• **INSTRUCTIONS FOR THE TASK**
Please filter the data down to the lines that include the word "Products" and copy them.

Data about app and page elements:
========

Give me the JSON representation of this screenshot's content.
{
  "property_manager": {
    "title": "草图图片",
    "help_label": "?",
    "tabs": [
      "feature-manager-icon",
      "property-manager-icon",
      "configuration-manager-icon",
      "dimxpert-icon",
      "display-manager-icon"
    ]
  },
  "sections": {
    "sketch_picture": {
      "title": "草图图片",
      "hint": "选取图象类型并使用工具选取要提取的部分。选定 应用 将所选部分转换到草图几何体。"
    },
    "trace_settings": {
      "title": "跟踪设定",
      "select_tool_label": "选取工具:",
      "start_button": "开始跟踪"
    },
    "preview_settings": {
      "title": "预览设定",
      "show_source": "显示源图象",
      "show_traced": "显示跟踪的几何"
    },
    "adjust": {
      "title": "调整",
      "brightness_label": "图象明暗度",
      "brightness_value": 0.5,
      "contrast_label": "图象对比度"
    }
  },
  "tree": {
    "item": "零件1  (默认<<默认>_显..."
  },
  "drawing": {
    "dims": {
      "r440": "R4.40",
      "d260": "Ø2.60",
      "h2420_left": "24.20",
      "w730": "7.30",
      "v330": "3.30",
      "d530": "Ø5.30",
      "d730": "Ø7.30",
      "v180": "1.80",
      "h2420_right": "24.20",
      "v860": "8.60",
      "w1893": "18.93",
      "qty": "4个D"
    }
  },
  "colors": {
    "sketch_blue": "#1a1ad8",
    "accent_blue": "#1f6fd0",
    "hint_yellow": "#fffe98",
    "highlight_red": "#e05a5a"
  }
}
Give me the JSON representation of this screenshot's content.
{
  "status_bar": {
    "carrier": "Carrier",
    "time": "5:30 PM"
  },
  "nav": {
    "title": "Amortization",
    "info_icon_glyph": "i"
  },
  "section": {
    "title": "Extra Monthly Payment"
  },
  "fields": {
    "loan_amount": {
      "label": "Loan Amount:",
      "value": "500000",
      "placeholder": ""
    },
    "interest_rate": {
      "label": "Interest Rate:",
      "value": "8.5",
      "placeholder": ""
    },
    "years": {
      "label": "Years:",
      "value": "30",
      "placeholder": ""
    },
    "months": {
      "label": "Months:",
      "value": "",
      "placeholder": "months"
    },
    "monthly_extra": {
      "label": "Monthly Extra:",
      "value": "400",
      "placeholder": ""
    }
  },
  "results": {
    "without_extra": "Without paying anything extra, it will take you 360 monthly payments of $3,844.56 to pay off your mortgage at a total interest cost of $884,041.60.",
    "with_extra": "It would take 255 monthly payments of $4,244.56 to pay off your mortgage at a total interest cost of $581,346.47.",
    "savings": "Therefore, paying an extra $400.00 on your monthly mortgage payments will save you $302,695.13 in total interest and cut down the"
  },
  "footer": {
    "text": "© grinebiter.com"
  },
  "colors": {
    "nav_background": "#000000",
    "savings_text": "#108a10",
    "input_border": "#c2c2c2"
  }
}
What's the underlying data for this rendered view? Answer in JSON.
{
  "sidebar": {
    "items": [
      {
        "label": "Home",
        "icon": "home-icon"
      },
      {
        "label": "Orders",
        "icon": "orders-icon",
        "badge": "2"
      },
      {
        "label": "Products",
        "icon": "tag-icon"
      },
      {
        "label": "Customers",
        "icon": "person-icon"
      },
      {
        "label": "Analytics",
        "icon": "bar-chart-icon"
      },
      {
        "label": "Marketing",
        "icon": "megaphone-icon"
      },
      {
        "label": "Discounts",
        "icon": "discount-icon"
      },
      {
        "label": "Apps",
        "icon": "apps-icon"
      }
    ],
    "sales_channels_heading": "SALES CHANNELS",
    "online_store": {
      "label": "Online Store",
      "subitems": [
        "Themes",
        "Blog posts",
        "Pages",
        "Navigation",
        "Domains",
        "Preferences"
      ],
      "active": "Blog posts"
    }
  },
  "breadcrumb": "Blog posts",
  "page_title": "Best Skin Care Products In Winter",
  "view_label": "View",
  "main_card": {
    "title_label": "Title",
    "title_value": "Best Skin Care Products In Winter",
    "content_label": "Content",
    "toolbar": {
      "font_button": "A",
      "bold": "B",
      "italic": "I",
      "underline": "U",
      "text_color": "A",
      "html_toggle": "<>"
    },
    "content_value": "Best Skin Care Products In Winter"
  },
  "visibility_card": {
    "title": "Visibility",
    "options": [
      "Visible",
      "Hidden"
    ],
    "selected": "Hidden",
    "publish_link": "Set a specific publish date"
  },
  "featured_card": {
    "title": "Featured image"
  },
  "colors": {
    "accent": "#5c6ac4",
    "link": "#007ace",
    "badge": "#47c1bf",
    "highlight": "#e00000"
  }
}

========

• **RESULT OF THE EXERCISE**
        "label": "Products",
  "page_title": "Best Skin Care Products In Winter",
    "title_value": "Best Skin Care Products In Winter",
    "content_value": "Best Skin Care Products In Winter"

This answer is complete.